The city appears first in the Biblical account as the site of an atrocity against a concubine of a journeying Ephraimite. War was waged against Benjamin because of the tribal refusal to bring the guilty to justice. The conflict destroyed the city and almost eliminated the tribe (
The prophets of the 8th cent. saw Gibeah as a significant symbol (
Albright’s excavation at Tell el-Fûl three m. N of Jerusalem in 1922-1923 and 1933 established an impressive correlation between the archeological evidence and the Biblical history of Gibeah of Saul. Further confirmation came as the result of P. Lapp’s excavation in 1964.
There is no running water on the tell but numerous cisterns, silos and pits excavated out of the solid rock were cleared by the archeologists. Such construction made possible the existence of a sizable community at the beginning of the Iron Age in the time of King Saul. Ceramic evidence indicates the site was occupied in the time of Jeremiah. Life at the site continued uninterrupted by the destruction of Jerusalem in 587 b.c. until around 500 b.c.
After a lapse of several hundred years Tell el-Fûl was occupied in Maccabean times with the heaviest population being about 100 b.c. It was finally destroyed by Titus in his campaign against Jerusalem and never again occupied.

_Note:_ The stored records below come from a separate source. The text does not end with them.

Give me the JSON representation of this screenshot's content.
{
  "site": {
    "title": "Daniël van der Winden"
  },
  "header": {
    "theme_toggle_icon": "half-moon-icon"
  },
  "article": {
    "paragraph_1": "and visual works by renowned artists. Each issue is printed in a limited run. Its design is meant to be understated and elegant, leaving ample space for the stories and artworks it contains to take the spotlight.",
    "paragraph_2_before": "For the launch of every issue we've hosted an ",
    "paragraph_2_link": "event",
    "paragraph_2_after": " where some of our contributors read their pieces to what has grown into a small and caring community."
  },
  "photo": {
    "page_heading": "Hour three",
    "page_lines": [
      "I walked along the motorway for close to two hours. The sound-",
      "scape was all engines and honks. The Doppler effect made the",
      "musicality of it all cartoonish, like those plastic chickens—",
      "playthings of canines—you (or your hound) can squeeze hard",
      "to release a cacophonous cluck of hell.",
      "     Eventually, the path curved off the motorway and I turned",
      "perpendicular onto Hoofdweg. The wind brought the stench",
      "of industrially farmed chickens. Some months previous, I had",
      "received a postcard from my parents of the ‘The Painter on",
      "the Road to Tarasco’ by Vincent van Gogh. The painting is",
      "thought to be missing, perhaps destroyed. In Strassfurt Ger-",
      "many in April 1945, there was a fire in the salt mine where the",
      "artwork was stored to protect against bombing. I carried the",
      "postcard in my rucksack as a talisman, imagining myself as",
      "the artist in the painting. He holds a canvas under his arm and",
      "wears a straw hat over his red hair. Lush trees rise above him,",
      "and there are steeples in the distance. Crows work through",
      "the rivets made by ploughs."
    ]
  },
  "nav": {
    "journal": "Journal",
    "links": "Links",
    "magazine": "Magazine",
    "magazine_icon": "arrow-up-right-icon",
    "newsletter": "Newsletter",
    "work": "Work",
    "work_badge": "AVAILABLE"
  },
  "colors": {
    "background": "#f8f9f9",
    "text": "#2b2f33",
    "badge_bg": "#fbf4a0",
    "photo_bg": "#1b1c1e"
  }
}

Of special interest in all the archeological campaigns was the tower fortress at the top of the tell. This building dates to the time of King Saul. Later rebuilding preserved on the early foundation drew the attention of visitors in the middle of the 19th cent. The only modification of Albright’s interpretation of the fortress was occasioned by the finding of the wall of the structure on the N of the exposed walls. This demonstrated the fact that the fortress had a N-S rather than an E-W alignment.